The rules can be a bit complicated, and depend on whether having the care in place provided you the opportunity to work or seek employment.
From Publication 17:
To be work-related, your expenses must allow you to work or look for work. If you are married, generally both you and your spouse must work or look for work. One spouse is treated as working during any month he or she is a full-time student or is not physically or mentally able to care for himself or herself.
Your work can be for others or in your own business or partnership. It can be either full time or part time.
Work also includes actively looking for work. However, if you do not find a job and have no earned income for the year, you cannot take this credit. See Earned Income Test , earlier.
An expense is not considered work-related merely because you had it while you were working. The purpose of the expense must be to allow you to work. Whether your expenses allow you to work or look for work depends on the facts.
Consequently, it really depends on your employment status, but there are requirements to determine if the nature of the program is a "care center".
A dependent care center is a place that provides care for more than six persons (other than persons who live there) and receives a fee, payment, or grant for providing services for any of those persons, even if the center is not run for profit.
To determine whether a dependent over aged 13 can qualify (the age limits are different for the Child and Dependent Care credit than for whether the child can be your dependent):
Physically or mentally not able to care for oneself. Persons who cannot dress, clean, or feed themselves because of physical or mental problems are considered not able to care for themselves. Also, persons who must have constant attention to prevent them from injuring themselves or others are considered not able to care for themselves.
The IRS would probably require you to have some form of medical documentation of the condition of the individual that is being cared for.
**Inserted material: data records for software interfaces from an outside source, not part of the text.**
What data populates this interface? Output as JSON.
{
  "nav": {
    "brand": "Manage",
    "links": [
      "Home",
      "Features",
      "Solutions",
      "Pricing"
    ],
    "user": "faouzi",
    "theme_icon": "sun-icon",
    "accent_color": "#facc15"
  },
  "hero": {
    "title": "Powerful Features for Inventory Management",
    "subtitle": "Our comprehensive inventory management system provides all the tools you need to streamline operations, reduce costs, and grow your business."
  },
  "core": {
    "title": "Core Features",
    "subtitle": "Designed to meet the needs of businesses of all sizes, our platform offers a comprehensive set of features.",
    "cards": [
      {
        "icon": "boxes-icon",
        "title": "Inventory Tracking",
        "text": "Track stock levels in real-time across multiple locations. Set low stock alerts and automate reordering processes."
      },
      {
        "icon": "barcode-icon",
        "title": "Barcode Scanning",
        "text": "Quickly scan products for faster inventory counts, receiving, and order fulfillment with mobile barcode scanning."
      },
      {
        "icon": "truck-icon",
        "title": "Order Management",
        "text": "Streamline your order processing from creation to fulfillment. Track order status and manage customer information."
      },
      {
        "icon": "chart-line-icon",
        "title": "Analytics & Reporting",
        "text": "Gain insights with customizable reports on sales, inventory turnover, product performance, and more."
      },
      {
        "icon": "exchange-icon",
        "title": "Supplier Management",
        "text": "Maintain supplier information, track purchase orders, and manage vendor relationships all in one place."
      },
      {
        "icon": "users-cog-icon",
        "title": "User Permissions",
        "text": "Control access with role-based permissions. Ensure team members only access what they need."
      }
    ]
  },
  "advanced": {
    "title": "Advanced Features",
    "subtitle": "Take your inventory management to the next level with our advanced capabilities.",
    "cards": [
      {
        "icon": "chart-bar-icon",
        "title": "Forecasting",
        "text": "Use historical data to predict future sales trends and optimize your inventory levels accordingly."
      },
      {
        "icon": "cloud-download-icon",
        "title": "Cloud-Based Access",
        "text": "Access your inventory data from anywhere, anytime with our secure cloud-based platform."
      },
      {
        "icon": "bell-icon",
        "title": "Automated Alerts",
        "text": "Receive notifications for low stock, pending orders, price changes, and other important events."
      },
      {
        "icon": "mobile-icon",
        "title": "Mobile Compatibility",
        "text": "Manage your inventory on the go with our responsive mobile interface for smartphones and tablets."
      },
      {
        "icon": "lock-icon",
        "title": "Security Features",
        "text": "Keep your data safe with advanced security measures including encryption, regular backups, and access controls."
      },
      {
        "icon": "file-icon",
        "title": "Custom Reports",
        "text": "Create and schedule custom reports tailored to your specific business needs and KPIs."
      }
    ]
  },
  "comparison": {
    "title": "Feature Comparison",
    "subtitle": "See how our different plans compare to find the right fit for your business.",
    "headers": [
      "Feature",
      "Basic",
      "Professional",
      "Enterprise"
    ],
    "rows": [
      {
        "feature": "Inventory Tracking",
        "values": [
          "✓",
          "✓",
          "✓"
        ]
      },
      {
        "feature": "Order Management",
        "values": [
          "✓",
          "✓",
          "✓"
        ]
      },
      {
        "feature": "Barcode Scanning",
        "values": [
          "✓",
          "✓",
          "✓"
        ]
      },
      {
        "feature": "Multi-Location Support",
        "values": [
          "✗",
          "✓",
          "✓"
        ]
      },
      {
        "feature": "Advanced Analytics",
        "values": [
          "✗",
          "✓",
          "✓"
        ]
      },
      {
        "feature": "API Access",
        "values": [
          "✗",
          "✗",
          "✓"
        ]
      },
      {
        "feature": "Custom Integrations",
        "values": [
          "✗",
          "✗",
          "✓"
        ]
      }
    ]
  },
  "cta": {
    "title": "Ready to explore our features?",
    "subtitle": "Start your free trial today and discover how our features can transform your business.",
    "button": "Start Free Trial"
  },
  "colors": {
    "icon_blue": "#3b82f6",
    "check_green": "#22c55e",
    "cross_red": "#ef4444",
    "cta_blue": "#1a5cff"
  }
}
The receipts would be required if your return was audited, but as long as you have them, you don't need to enclose them.
Since much of this answer depends on your individual situation, it's best to consult with an EA/CPA or attorney that knows all of the facts of your return.